A new app called Seeqnc teases what this potential future community might look like. The app ‘listens’ to your set through your phone, identifies what’s being played and shares it with the artist, if they’re also using the app. Without a global audience it’s off to a slow start, but the premise is there and the interface isn’t a million miles away from what you’d imagine an automated service would eventually look like. Try it out here if you’re curious.
Open at the Source
There are a number of potential, and large, stumbling blocks that might make this utopian-slash-dystopian world a reality. Currently, services like Soundcharts that scour the internet to find out where and how your music is being used, rely on open APIs to get their data. They combine social media accounts, streams, views and so on to give the user a picture of their online presence via open APIs from Spotify, Google, etc. But for things like radio play, of which data is not publicly available, they pay for it.
Dmitry Pastukhov, Junior Brand Manager at Soundcharts told us, “If you can go and manually look up the data yourself, it's going to be accessible through [an] API. If not, someone sells it out there.” It will be up to Beatport and Pioneer DJ to decide if it’s more valuable for them to hold on to the data to shape their business decisions, or to charge their users to access it, probably through a subscription tier. Or a bit of both.
There’s also the extremely obvious problem of privacy, not only from a GDPR perspective — track ID culture is one of the most divisive topics in electronic music, with DJs having covered up the tracks they’re playing ever since they played them. Whichever mantra you subscribe to, there’s no doubt that the idea of broadcasting exactly what track you’re playing, and where you’re playing it from, is going to rile up a huge portion of DJs. Consent will be a huge part of how these services are rolled out.
And of course, not everyone uses digital formats — while music recognition technology can also identify the track and location of a vinyl record, the data is strictly private for PROs, so wouldn’t apply to a global database. For now.
Where do we go from here?
While the vast majority of this article is hypothetical, there are already glimpses of this data-driven future starting to appear across the DJing industry, not just via DENON DJ’s new SC6000 player but apps like Seeqnc we mentioned before. None of it is a wild stretch of the imagination, more it’ll rely on cooperation of DJ manufacturers, with DJs themselves opting in, before any of the affects can be expected.

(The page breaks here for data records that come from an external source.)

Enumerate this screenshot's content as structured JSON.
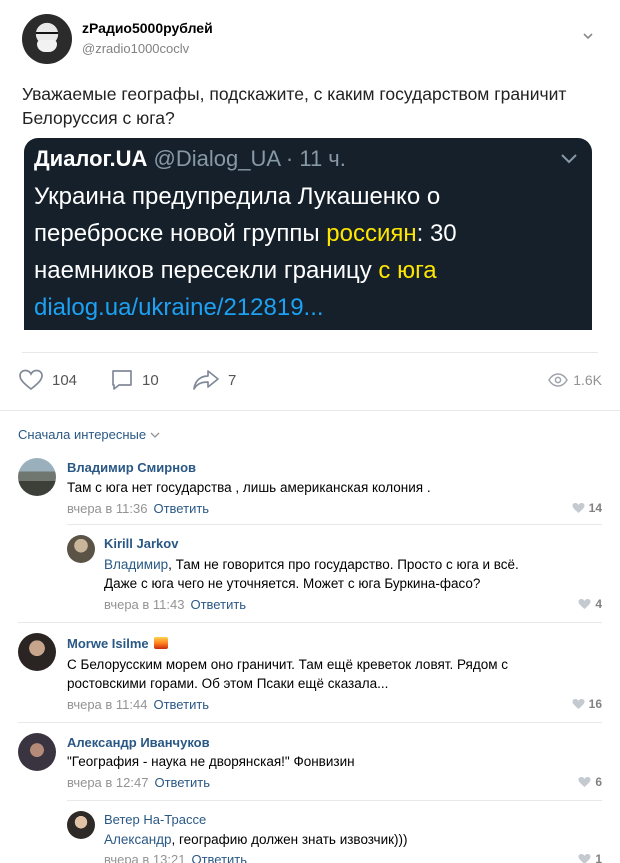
{
  "post": {
    "author_name": "zРадио5000рублей",
    "author_handle": "@zradio1000coclv",
    "text": "Уважаемые географы, подскажите, с каким государством граничит Белоруссия с юга?"
  },
  "embed": {
    "source": "Диалог.UA",
    "handle_time": " @Dialog_UA · 11 ч.",
    "line1": "Украина предупредила Лукашенко о",
    "line2_a": "переброске новой группы ",
    "line2_hl": "россиян",
    "line2_b": ": 30",
    "line3_a": "наемников пересекли границу ",
    "line3_hl": "с юга",
    "line4": "dialog.ua/ukraine/212819..."
  },
  "actions": {
    "likes": "104",
    "comments": "10",
    "shares": "7",
    "views": "1.6K"
  },
  "sort_label": "Сначала интересные",
  "comments": [
    {
      "name": "Владимир Смирнов",
      "text": "Там с юга нет государства , лишь американская колония .",
      "time": "вчера в 11:36",
      "reply": "Ответить",
      "likes": "14"
    },
    {
      "name": "Kirill Jarkov",
      "mention": "Владимир",
      "text_line1": ", Там не говорится про государство. Просто с юга и всё.",
      "text_line2": "Даже с юга чего не уточняется. Может с юга Буркина-фасо?",
      "time": "вчера в 11:43",
      "reply": "Ответить",
      "likes": "4"
    },
    {
      "name": "Morwe Isilme",
      "text_line1": "С Белорусским морем оно граничит. Там ещё креветок ловят. Рядом с",
      "text_line2": "ростовскими горами. Об этом Псаки ещё сказала...",
      "time": "вчера в 11:44",
      "reply": "Ответить",
      "likes": "16"
    },
    {
      "name": "Александр Иванчуков",
      "text": "\"География - наука не дворянская!\" Фонвизин",
      "time": "вчера в 12:47",
      "reply": "Ответить",
      "likes": "6"
    },
    {
      "name": "Ветер На-Трассе",
      "mention": "Александр",
      "text": ", географию должен знать извозчик)))",
      "time": "вчера в 13:21",
      "reply": "Ответить",
      "likes": "1"
    }
  ],
  "colors": {
    "link": "#2a5885",
    "embed_bg": "#15202b",
    "highlight": "#ffe600",
    "twitter_blue": "#1da1f2"
  }
}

Given manufacturers’ track record for cooperation — and the often chasmic differing viewpoints across the DJ community — that might be too big a stretch to see these concepts fast-tracked. It’s possible too, that there are no positives in any of these developments, and that creativity could be hampered, track choice could be amalgamated, charts and playlists could be gamed, data could be manipulated.
A counter-culture could also form; anti-digital, anti-data, anti-cloud and pro-privacy, where fundamental mixing skills and diverse selection are cherished further. Whichever side of the fence you sit on, it will be fascinating to see how it plays out.